------ DATA PROVIDED
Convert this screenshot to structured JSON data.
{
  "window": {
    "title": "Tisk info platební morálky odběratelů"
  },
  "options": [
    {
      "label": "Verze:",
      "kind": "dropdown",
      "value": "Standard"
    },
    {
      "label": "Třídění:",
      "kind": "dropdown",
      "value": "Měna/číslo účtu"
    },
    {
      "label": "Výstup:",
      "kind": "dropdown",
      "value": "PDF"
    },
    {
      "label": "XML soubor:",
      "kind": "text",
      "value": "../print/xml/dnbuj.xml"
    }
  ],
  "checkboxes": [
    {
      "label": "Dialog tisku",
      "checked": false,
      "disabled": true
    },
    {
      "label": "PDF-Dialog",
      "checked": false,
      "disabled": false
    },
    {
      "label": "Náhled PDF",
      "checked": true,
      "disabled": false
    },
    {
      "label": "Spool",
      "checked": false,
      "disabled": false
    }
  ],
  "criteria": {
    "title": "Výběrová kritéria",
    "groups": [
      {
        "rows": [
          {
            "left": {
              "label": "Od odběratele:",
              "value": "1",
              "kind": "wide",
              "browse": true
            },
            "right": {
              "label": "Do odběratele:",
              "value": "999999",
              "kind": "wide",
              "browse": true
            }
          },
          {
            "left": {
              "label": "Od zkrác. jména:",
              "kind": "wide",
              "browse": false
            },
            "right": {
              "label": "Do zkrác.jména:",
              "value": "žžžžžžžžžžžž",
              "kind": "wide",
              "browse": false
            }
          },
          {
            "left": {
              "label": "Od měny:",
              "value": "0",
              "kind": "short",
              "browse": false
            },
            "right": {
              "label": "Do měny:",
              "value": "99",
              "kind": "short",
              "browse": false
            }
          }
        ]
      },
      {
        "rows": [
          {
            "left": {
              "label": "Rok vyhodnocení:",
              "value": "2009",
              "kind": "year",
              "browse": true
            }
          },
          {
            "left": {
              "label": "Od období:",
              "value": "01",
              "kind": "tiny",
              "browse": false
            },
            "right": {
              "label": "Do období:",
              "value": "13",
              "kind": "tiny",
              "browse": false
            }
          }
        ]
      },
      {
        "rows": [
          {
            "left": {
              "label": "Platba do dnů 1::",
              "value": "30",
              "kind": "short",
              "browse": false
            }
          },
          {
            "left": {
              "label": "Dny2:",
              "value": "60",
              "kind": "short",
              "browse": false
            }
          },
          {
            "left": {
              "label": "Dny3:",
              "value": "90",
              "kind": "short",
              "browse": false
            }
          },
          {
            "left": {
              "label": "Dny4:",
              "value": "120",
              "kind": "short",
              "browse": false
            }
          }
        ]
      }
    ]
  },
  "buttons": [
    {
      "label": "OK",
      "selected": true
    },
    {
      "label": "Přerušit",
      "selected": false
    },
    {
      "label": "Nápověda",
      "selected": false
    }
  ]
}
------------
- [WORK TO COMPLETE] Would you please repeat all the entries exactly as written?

- [RESPONSE AREA]
Convert this screenshot to structured JSON data.
{
  "window": {
    "title": "Tisk info platební morálky odběratelů"
  },
  "options": [
    {
      "label": "Verze:",
      "kind": "dropdown",
      "value": "Standard"
    },
    {
      "label": "Třídění:",
      "kind": "dropdown",
      "value": "Měna/číslo účtu"
    },
    {
      "label": "Výstup:",
      "kind": "dropdown",
      "value": "PDF"
    },
    {
      "label": "XML soubor:",
      "kind": "text",
      "value": "../print/xml/dnbuj.xml"
    }
  ],
  "checkboxes": [
    {
      "label": "Dialog tisku",
      "checked": false,
      "disabled": true
    },
    {
      "label": "PDF-Dialog",
      "checked": false,
      "disabled": false
    },
    {
      "label": "Náhled PDF",
      "checked": true,
      "disabled": false
    },
    {
      "label": "Spool",
      "checked": false,
      "disabled": false
    }
  ],
  "criteria": {
    "title": "Výběrová kritéria",
    "groups": [
      {
        "rows": [
          {
            "left": {
              "label": "Od odběratele:",
              "value": "1",
              "kind": "wide",
              "browse": true
            },
            "right": {
              "label": "Do odběratele:",
              "value": "999999",
              "kind": "wide",
              "browse": true
            }
          },
          {
            "left": {
              "label": "Od zkrác. jména:",
              "kind": "wide",
              "browse": false
            },
            "right": {
              "label": "Do zkrác.jména:",
              "value": "žžžžžžžžžžžž",
              "kind": "wide",
              "browse": false
            }
          },
          {
            "left": {
              "label": "Od měny:",
              "value": "0",
              "kind": "short",
              "browse": false
            },
            "right": {
              "label": "Do měny:",
              "value": "99",
              "kind": "short",
              "browse": false
            }
          }
        ]
      },
      {
        "rows": [
          {
            "left": {
              "label": "Rok vyhodnocení:",
              "value": "2009",
              "kind": "year",
              "browse": true
            }
          },
          {
            "left": {
              "label": "Od období:",
              "value": "01",
              "kind": "tiny",
              "browse": false
            },
            "right": {
              "label": "Do období:",
              "value": "13",
              "kind": "tiny",
              "browse": false
            }
          }
        ]
      },
      {
        "rows": [
          {
            "left": {
              "label": "Platba do dnů 1::",
              "value": "30",
              "kind": "short",
              "browse": false
            }
          },
          {
            "left": {
              "label": "Dny2:",
              "value": "60",
              "kind": "short",
              "browse": false
            }
          },
          {
            "left": {
              "label": "Dny3:",
              "value": "90",
              "kind": "short",
              "browse": false
            }
          },
          {
            "left": {
              "label": "Dny4:",
              "value": "120",
              "kind": "short",
              "browse": false
            }
          }
        ]
      }
    ]
  },
  "buttons": [
    {
      "label": "OK",
      "selected": true
    },
    {
      "label": "Přerušit",
      "selected": false
    },
    {
      "label": "Nápověda",
      "selected": false
    }
  ]
}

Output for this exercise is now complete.